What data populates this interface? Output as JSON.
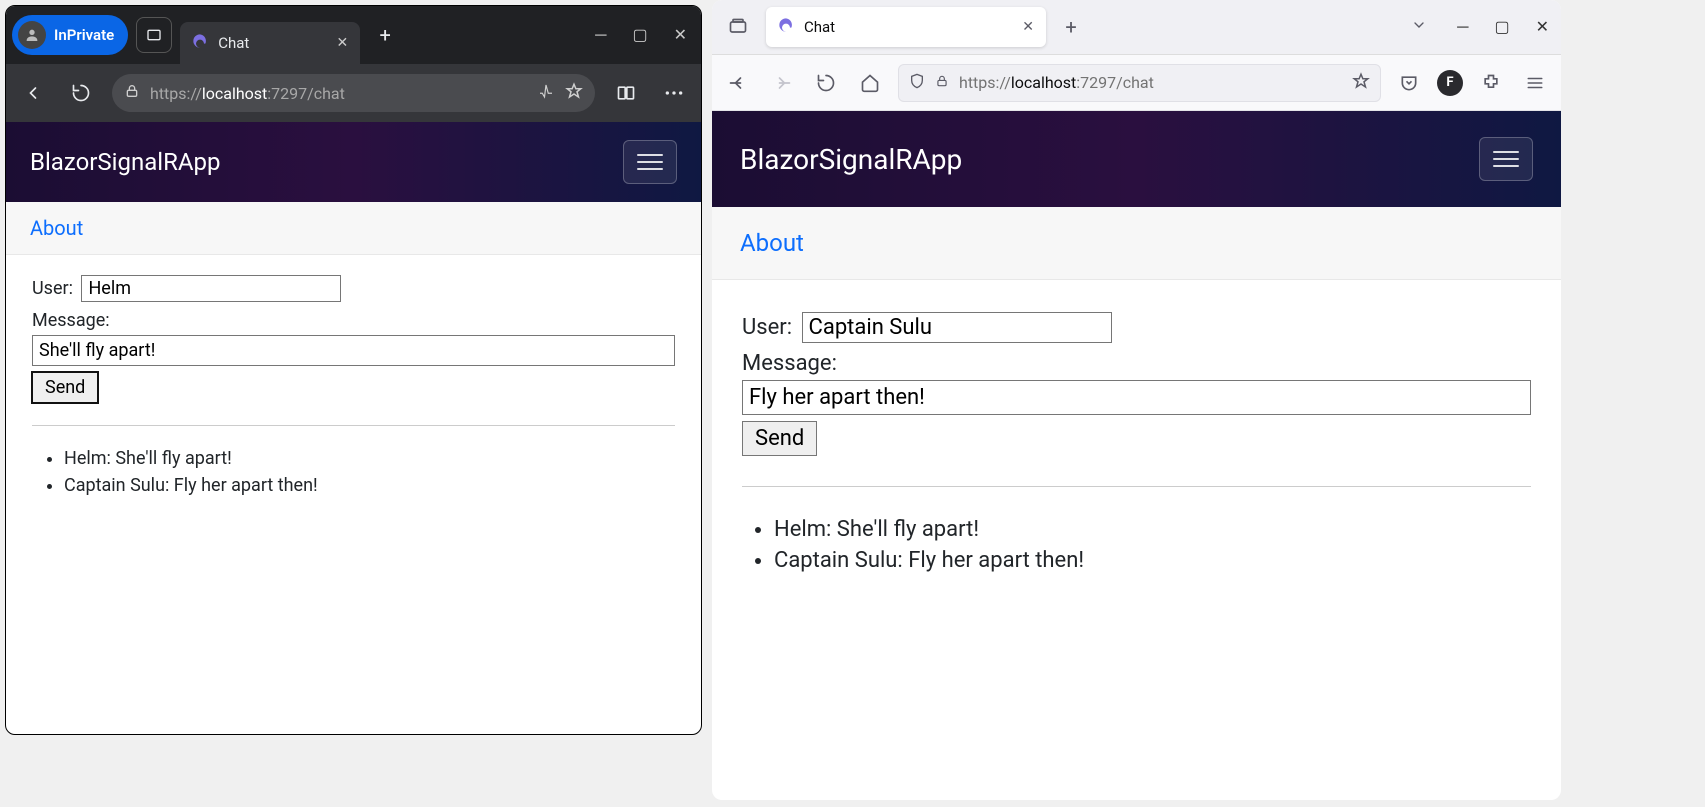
{
  "left": {
    "browser": "edge",
    "profile_label": "InPrivate",
    "tab_title": "Chat",
    "url_scheme": "https://",
    "url_host": "localhost",
    "url_port_path": ":7297/chat",
    "app_title": "BlazorSignalRApp",
    "about_label": "About",
    "user_label": "User:",
    "user_value": "Helm",
    "message_label": "Message:",
    "message_value": "She'll fly apart!",
    "send_label": "Send",
    "messages": [
      "Helm: She'll fly apart!",
      "Captain Sulu: Fly her apart then!"
    ]
  },
  "right": {
    "browser": "firefox",
    "profile_badge": "F",
    "tab_title": "Chat",
    "url_scheme": "https://",
    "url_host": "localhost",
    "url_port_path": ":7297/chat",
    "app_title": "BlazorSignalRApp",
    "about_label": "About",
    "user_label": "User:",
    "user_value": "Captain Sulu",
    "message_label": "Message:",
    "message_value": "Fly her apart then!",
    "send_label": "Send",
    "messages": [
      "Helm: She'll fly apart!",
      "Captain Sulu: Fly her apart then!"
    ]
  }
}
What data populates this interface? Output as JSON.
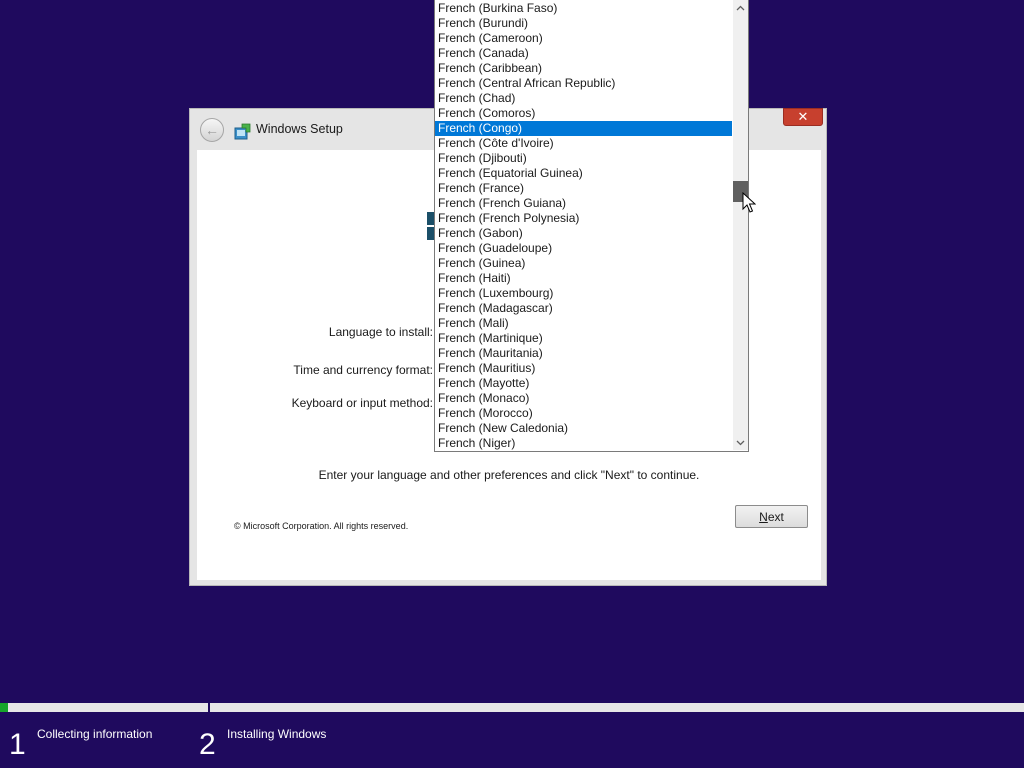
{
  "window": {
    "title": "Windows Setup",
    "back_icon": "back-arrow-icon",
    "close_symbol": "✕",
    "labels": {
      "language": "Language to install:",
      "time_currency": "Time and currency format:",
      "keyboard": "Keyboard or input method:"
    },
    "instruction": "Enter your language and other preferences and click \"Next\" to continue.",
    "copyright": "© Microsoft Corporation. All rights reserved.",
    "next_button": {
      "prefix": "",
      "underlined": "N",
      "rest": "ext"
    }
  },
  "dropdown": {
    "selected_index": 8,
    "options": [
      "French (Burkina Faso)",
      "French (Burundi)",
      "French (Cameroon)",
      "French (Canada)",
      "French (Caribbean)",
      "French (Central African Republic)",
      "French (Chad)",
      "French (Comoros)",
      "French (Congo)",
      "French (Côte d'Ivoire)",
      "French (Djibouti)",
      "French (Equatorial Guinea)",
      "French (France)",
      "French (French Guiana)",
      "French (French Polynesia)",
      "French (Gabon)",
      "French (Guadeloupe)",
      "French (Guinea)",
      "French (Haiti)",
      "French (Luxembourg)",
      "French (Madagascar)",
      "French (Mali)",
      "French (Martinique)",
      "French (Mauritania)",
      "French (Mauritius)",
      "French (Mayotte)",
      "French (Monaco)",
      "French (Morocco)",
      "French (New Caledonia)",
      "French (Niger)"
    ],
    "scroll_up_icon": "chevron-up-icon",
    "scroll_down_icon": "chevron-down-icon"
  },
  "progress": {
    "steps": [
      {
        "number": "1",
        "label": "Collecting information"
      },
      {
        "number": "2",
        "label": "Installing Windows"
      }
    ],
    "fill_fraction": 0.008
  },
  "colors": {
    "background": "#1f0a5e",
    "selection": "#0078d7",
    "progress": "#16a52b",
    "close_button": "#c7402e"
  }
}
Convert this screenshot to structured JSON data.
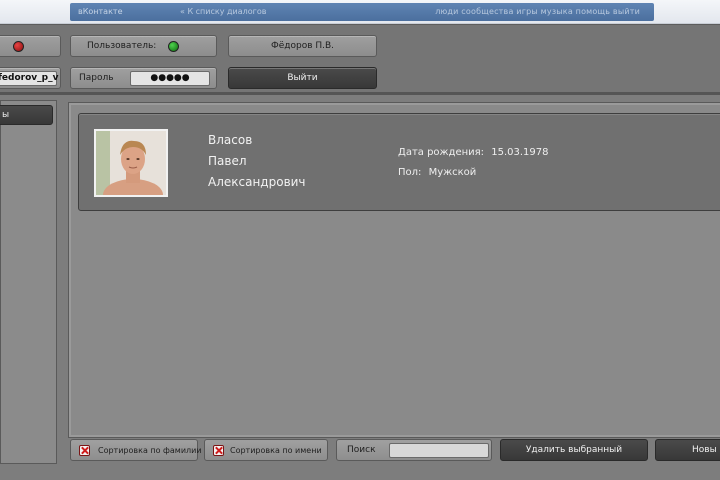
{
  "browser": {
    "logo": "вКонтакте",
    "subtitle": "« К списку диалогов",
    "links": "люди   сообщества   игры   музыка   помощь   выйти"
  },
  "toolbar": {
    "username_value": "fedorov_p_v",
    "user_label": "Пользователь:",
    "password_label": "Пароль",
    "password_value": "●●●●●",
    "current_user": "Фёдоров П.В.",
    "logout_label": "Выйти"
  },
  "sidebar": {
    "items": [
      {
        "label": "ы"
      }
    ]
  },
  "person": {
    "surname": "Власов",
    "first_name": "Павел",
    "patronymic": "Александрович",
    "birth_label": "Дата рождения:",
    "birth_value": "15.03.1978",
    "gender_label": "Пол:",
    "gender_value": "Мужской"
  },
  "bottom": {
    "sort_surname_label": "Сортировка по фамилии",
    "sort_name_label": "Сортировка по имени",
    "search_label": "Поиск",
    "search_value": "",
    "delete_label": "Удалить выбранный",
    "new_label": "Новы"
  },
  "colors": {
    "status_red": "#c81f1f",
    "status_green": "#1fa31f",
    "dark_button": "#3f3f3f"
  }
}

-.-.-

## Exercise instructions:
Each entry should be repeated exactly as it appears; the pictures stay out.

## Exercise response:
What data populates this interface? Output as JSON.
{
  "left": {
    "browser": "edge",
    "profile_label": "InPrivate",
    "tab_title": "Chat",
    "url_scheme": "https://",
    "url_host": "localhost",
    "url_port_path": ":7297/chat",
    "app_title": "BlazorSignalRApp",
    "about_label": "About",
    "user_label": "User:",
    "user_value": "Helm",
    "message_label": "Message:",
    "message_value": "She'll fly apart!",
    "send_label": "Send",
    "messages": [
      "Helm: She'll fly apart!",
      "Captain Sulu: Fly her apart then!"
    ]
  },
  "right": {
    "browser": "firefox",
    "profile_badge": "F",
    "tab_title": "Chat",
    "url_scheme": "https://",
    "url_host": "localhost",
    "url_port_path": ":7297/chat",
    "app_title": "BlazorSignalRApp",
    "about_label": "About",
    "user_label": "User:",
    "user_value": "Captain Sulu",
    "message_label": "Message:",
    "message_value": "Fly her apart then!",
    "send_label": "Send",
    "messages": [
      "Helm: She'll fly apart!",
      "Captain Sulu: Fly her apart then!"
    ]
  }
}
What data populates this interface? Output as JSON.
{
  "window": {
    "title": "Windows Setup",
    "back_icon": "back-arrow-icon",
    "close_symbol": "✕",
    "labels": {
      "language": "Language to install:",
      "time_currency": "Time and currency format:",
      "keyboard": "Keyboard or input method:"
    },
    "instruction": "Enter your language and other preferences and click \"Next\" to continue.",
    "copyright": "© Microsoft Corporation. All rights reserved.",
    "next_button": {
      "prefix": "",
      "underlined": "N",
      "rest": "ext"
    }
  },
  "dropdown": {
    "selected_index": 8,
    "options": [
      "French (Burkina Faso)",
      "French (Burundi)",
      "French (Cameroon)",
      "French (Canada)",
      "French (Caribbean)",
      "French (Central African Republic)",
      "French (Chad)",
      "French (Comoros)",
      "French (Congo)",
      "French (Côte d'Ivoire)",
      "French (Djibouti)",
      "French (Equatorial Guinea)",
      "French (France)",
      "French (French Guiana)",
      "French (French Polynesia)",
      "French (Gabon)",
      "French (Guadeloupe)",
      "French (Guinea)",
      "French (Haiti)",
      "French (Luxembourg)",
      "French (Madagascar)",
      "French (Mali)",
      "French (Martinique)",
      "French (Mauritania)",
      "French (Mauritius)",
      "French (Mayotte)",
      "French (Monaco)",
      "French (Morocco)",
      "French (New Caledonia)",
      "French (Niger)"
    ],
    "scroll_up_icon": "chevron-up-icon",
    "scroll_down_icon": "chevron-down-icon"
  },
  "progress": {
    "steps": [
      {
        "number": "1",
        "label": "Collecting information"
      },
      {
        "number": "2",
        "label": "Installing Windows"
      }
    ],
    "fill_fraction": 0.008
  },
  "colors": {
    "background": "#1f0a5e",
    "selection": "#0078d7",
    "progress": "#16a52b",
    "close_button": "#c7402e"
  }
}
Convert this screenshot to structured JSON data.
{
  "browser": {
    "logo": "вКонтакте",
    "subtitle": "« К списку диалогов",
    "links": "люди   сообщества   игры   музыка   помощь   выйти"
  },
  "toolbar": {
    "username_value": "fedorov_p_v",
    "user_label": "Пользователь:",
    "password_label": "Пароль",
    "password_value": "●●●●●",
    "current_user": "Фёдоров П.В.",
    "logout_label": "Выйти"
  },
  "sidebar": {
    "items": [
      {
        "label": "ы"
      }
    ]
  },
  "person": {
    "surname": "Власов",
    "first_name": "Павел",
    "patronymic": "Александрович",
    "birth_label": "Дата рождения:",
    "birth_value": "15.03.1978",
    "gender_label": "Пол:",
    "gender_value": "Мужской"
  },
  "bottom": {
    "sort_surname_label": "Сортировка по фамилии",
    "sort_name_label": "Сортировка по имени",
    "search_label": "Поиск",
    "search_value": "",
    "delete_label": "Удалить выбранный",
    "new_label": "Новы"
  },
  "colors": {
    "status_red": "#c81f1f",
    "status_green": "#1fa31f",
    "dark_button": "#3f3f3f"
  }
}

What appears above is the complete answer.